:: Entries supplied ::

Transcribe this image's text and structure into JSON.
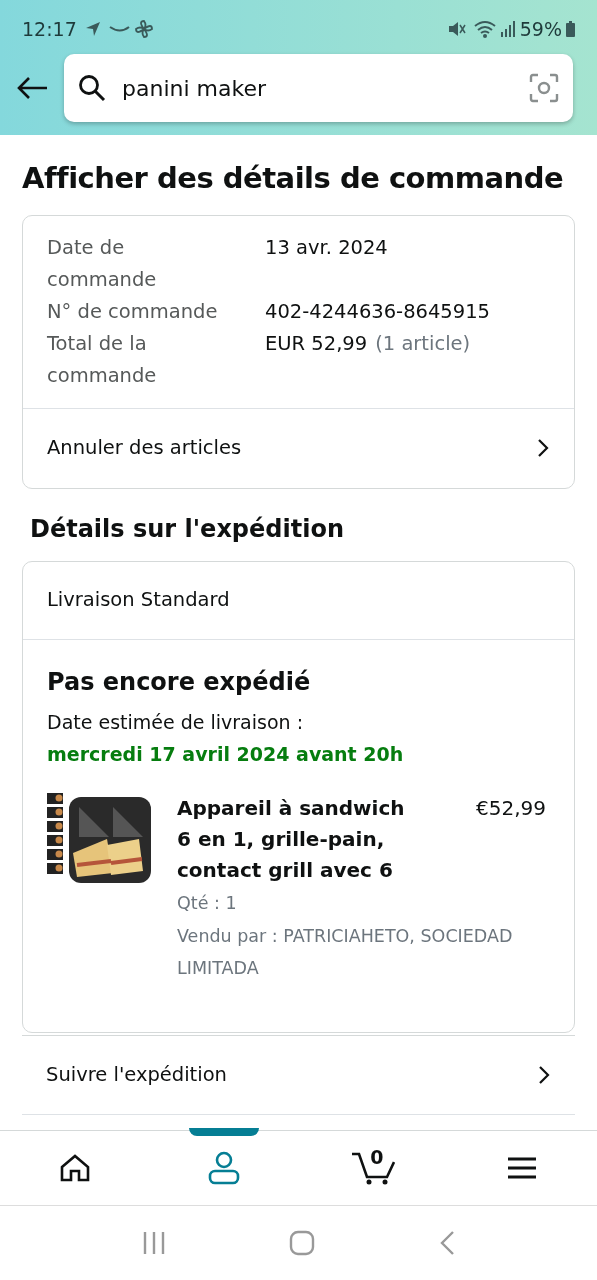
{
  "status_bar": {
    "time": "12:17",
    "battery": "59%"
  },
  "search": {
    "value": "panini maker"
  },
  "title": "Afficher des détails de commande",
  "order_summary": {
    "rows": [
      {
        "label": "Date de commande",
        "value": "13 avr. 2024"
      },
      {
        "label": "N° de commande",
        "value": "402-4244636-8645915"
      },
      {
        "label": "Total de la commande",
        "value": "EUR 52,99",
        "note": "(1 article)"
      }
    ],
    "action": "Annuler des articles"
  },
  "shipment_heading": "Détails sur l'expédition",
  "shipment": {
    "method": "Livraison Standard",
    "status": "Pas encore expédié",
    "estimate_label": "Date estimée de livraison :",
    "estimate_date": "mercredi 17 avril 2024 avant 20h",
    "item": {
      "kind": "picture",
      "title": "Appareil à sandwich 6 en 1, grille-pain, contact grill avec 6",
      "price": "€52,99",
      "quantity": "Qté : 1",
      "seller": "Vendu par : PATRICIAHETO, SOCIEDAD LIMITADA"
    }
  },
  "links": [
    "Suivre l'expédition"
  ],
  "bottom_nav": [
    {
      "kind": "home",
      "selected": false
    },
    {
      "kind": "account",
      "selected": true
    },
    {
      "kind": "cart",
      "selected": false,
      "count": "0"
    },
    {
      "kind": "menu",
      "selected": false
    }
  ]
}
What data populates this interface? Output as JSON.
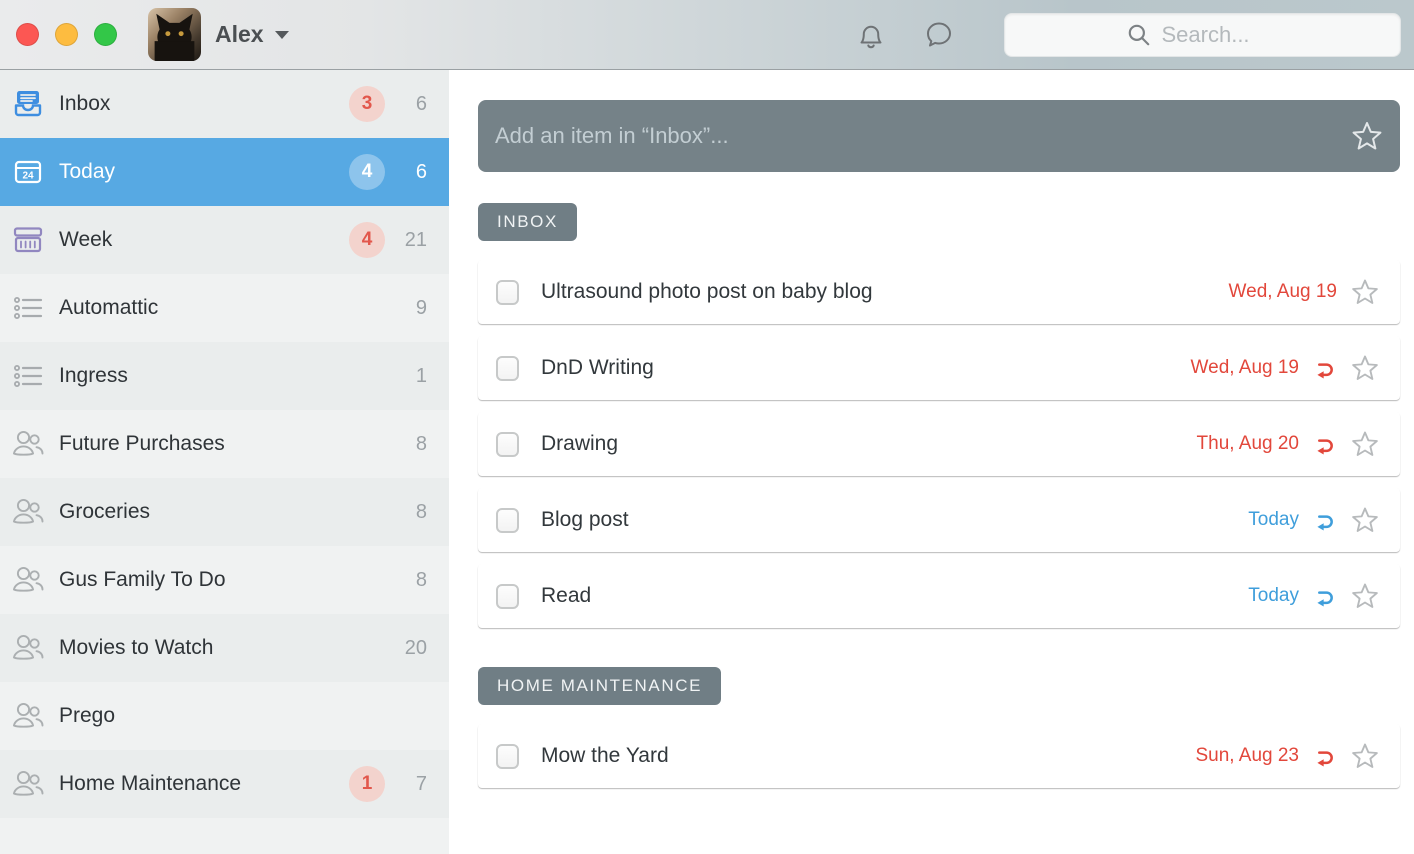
{
  "toolbar": {
    "user_name": "Alex",
    "search_placeholder": "Search...",
    "icons": [
      "bell-icon",
      "chat-bubble-icon",
      "search-icon"
    ]
  },
  "window_controls": [
    "close",
    "minimize",
    "zoom"
  ],
  "sidebar": {
    "items": [
      {
        "icon": "inbox-icon",
        "label": "Inbox",
        "badge": "3",
        "count": "6",
        "selected": false
      },
      {
        "icon": "today-icon",
        "label": "Today",
        "badge": "4",
        "count": "6",
        "selected": true
      },
      {
        "icon": "week-icon",
        "label": "Week",
        "badge": "4",
        "count": "21",
        "selected": false
      },
      {
        "icon": "list-icon",
        "label": "Automattic",
        "badge": null,
        "count": "9",
        "selected": false
      },
      {
        "icon": "list-icon",
        "label": "Ingress",
        "badge": null,
        "count": "1",
        "selected": false
      },
      {
        "icon": "people-icon",
        "label": "Future Purchases",
        "badge": null,
        "count": "8",
        "selected": false
      },
      {
        "icon": "people-icon",
        "label": "Groceries",
        "badge": null,
        "count": "8",
        "selected": false
      },
      {
        "icon": "people-icon",
        "label": "Gus Family To Do",
        "badge": null,
        "count": "8",
        "selected": false
      },
      {
        "icon": "people-icon",
        "label": "Movies to Watch",
        "badge": null,
        "count": "20",
        "selected": false
      },
      {
        "icon": "people-icon",
        "label": "Prego",
        "badge": null,
        "count": null,
        "selected": false
      },
      {
        "icon": "people-icon",
        "label": "Home Maintenance",
        "badge": "1",
        "count": "7",
        "selected": false
      }
    ]
  },
  "main": {
    "add_placeholder": "Add an item in “Inbox”...",
    "sections": [
      {
        "label": "INBOX",
        "tasks": [
          {
            "title": "Ultrasound photo post on baby blog",
            "due": "Wed, Aug 19",
            "tone": "overdue",
            "repeat": false,
            "starred": false
          },
          {
            "title": "DnD Writing",
            "due": "Wed, Aug 19",
            "tone": "overdue",
            "repeat": true,
            "starred": false
          },
          {
            "title": "Drawing",
            "due": "Thu, Aug 20",
            "tone": "overdue",
            "repeat": true,
            "starred": false
          },
          {
            "title": "Blog post",
            "due": "Today",
            "tone": "today",
            "repeat": true,
            "starred": false
          },
          {
            "title": "Read",
            "due": "Today",
            "tone": "today",
            "repeat": true,
            "starred": false
          }
        ]
      },
      {
        "label": "HOME MAINTENANCE",
        "tasks": [
          {
            "title": "Mow the Yard",
            "due": "Sun, Aug 23",
            "tone": "overdue",
            "repeat": true,
            "starred": false
          }
        ]
      }
    ]
  },
  "colors": {
    "sidebar_selected_blue": "#57a9e3",
    "overdue_red": "#e2473b",
    "today_blue": "#3f9edb",
    "badge_red_bg": "#f3d3cd",
    "badge_red_text": "#e2574c",
    "inbox_icon_blue": "#3e8ee0",
    "week_icon_purple": "#9187c0",
    "main_bg_top": "#153f4c",
    "main_bg_bottom": "#7e9aa2",
    "traffic_red": "#fc5753",
    "traffic_yellow": "#fdbc40",
    "traffic_green": "#33c748"
  }
}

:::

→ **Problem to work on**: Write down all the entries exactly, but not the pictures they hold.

→ **Result below**:
Transcribe this image's text and structure into JSON.
{
  "status_bar": {
    "time": "12:17",
    "battery": "59%"
  },
  "search": {
    "value": "panini maker"
  },
  "title": "Afficher des détails de commande",
  "order_summary": {
    "rows": [
      {
        "label": "Date de commande",
        "value": "13 avr. 2024"
      },
      {
        "label": "N° de commande",
        "value": "402-4244636-8645915"
      },
      {
        "label": "Total de la commande",
        "value": "EUR 52,99",
        "note": "(1 article)"
      }
    ],
    "action": "Annuler des articles"
  },
  "shipment_heading": "Détails sur l'expédition",
  "shipment": {
    "method": "Livraison Standard",
    "status": "Pas encore expédié",
    "estimate_label": "Date estimée de livraison :",
    "estimate_date": "mercredi 17 avril 2024 avant 20h",
    "item": {
      "kind": "picture",
      "title": "Appareil à sandwich 6 en 1, grille-pain, contact grill avec 6",
      "price": "€52,99",
      "quantity": "Qté : 1",
      "seller": "Vendu par : PATRICIAHETO, SOCIEDAD LIMITADA"
    }
  },
  "links": [
    "Suivre l'expédition"
  ],
  "bottom_nav": [
    {
      "kind": "home",
      "selected": false
    },
    {
      "kind": "account",
      "selected": true
    },
    {
      "kind": "cart",
      "selected": false,
      "count": "0"
    },
    {
      "kind": "menu",
      "selected": false
    }
  ]
}
What data populates this interface? Output as JSON.
{
  "toolbar": {
    "user_name": "Alex",
    "search_placeholder": "Search...",
    "icons": [
      "bell-icon",
      "chat-bubble-icon",
      "search-icon"
    ]
  },
  "window_controls": [
    "close",
    "minimize",
    "zoom"
  ],
  "sidebar": {
    "items": [
      {
        "icon": "inbox-icon",
        "label": "Inbox",
        "badge": "3",
        "count": "6",
        "selected": false
      },
      {
        "icon": "today-icon",
        "label": "Today",
        "badge": "4",
        "count": "6",
        "selected": true
      },
      {
        "icon": "week-icon",
        "label": "Week",
        "badge": "4",
        "count": "21",
        "selected": false
      },
      {
        "icon": "list-icon",
        "label": "Automattic",
        "badge": null,
        "count": "9",
        "selected": false
      },
      {
        "icon": "list-icon",
        "label": "Ingress",
        "badge": null,
        "count": "1",
        "selected": false
      },
      {
        "icon": "people-icon",
        "label": "Future Purchases",
        "badge": null,
        "count": "8",
        "selected": false
      },
      {
        "icon": "people-icon",
        "label": "Groceries",
        "badge": null,
        "count": "8",
        "selected": false
      },
      {
        "icon": "people-icon",
        "label": "Gus Family To Do",
        "badge": null,
        "count": "8",
        "selected": false
      },
      {
        "icon": "people-icon",
        "label": "Movies to Watch",
        "badge": null,
        "count": "20",
        "selected": false
      },
      {
        "icon": "people-icon",
        "label": "Prego",
        "badge": null,
        "count": null,
        "selected": false
      },
      {
        "icon": "people-icon",
        "label": "Home Maintenance",
        "badge": "1",
        "count": "7",
        "selected": false
      }
    ]
  },
  "main": {
    "add_placeholder": "Add an item in “Inbox”...",
    "sections": [
      {
        "label": "INBOX",
        "tasks": [
          {
            "title": "Ultrasound photo post on baby blog",
            "due": "Wed, Aug 19",
            "tone": "overdue",
            "repeat": false,
            "starred": false
          },
          {
            "title": "DnD Writing",
            "due": "Wed, Aug 19",
            "tone": "overdue",
            "repeat": true,
            "starred": false
          },
          {
            "title": "Drawing",
            "due": "Thu, Aug 20",
            "tone": "overdue",
            "repeat": true,
            "starred": false
          },
          {
            "title": "Blog post",
            "due": "Today",
            "tone": "today",
            "repeat": true,
            "starred": false
          },
          {
            "title": "Read",
            "due": "Today",
            "tone": "today",
            "repeat": true,
            "starred": false
          }
        ]
      },
      {
        "label": "HOME MAINTENANCE",
        "tasks": [
          {
            "title": "Mow the Yard",
            "due": "Sun, Aug 23",
            "tone": "overdue",
            "repeat": true,
            "starred": false
          }
        ]
      }
    ]
  },
  "colors": {
    "sidebar_selected_blue": "#57a9e3",
    "overdue_red": "#e2473b",
    "today_blue": "#3f9edb",
    "badge_red_bg": "#f3d3cd",
    "badge_red_text": "#e2574c",
    "inbox_icon_blue": "#3e8ee0",
    "week_icon_purple": "#9187c0",
    "main_bg_top": "#153f4c",
    "main_bg_bottom": "#7e9aa2",
    "traffic_red": "#fc5753",
    "traffic_yellow": "#fdbc40",
    "traffic_green": "#33c748"
  }
}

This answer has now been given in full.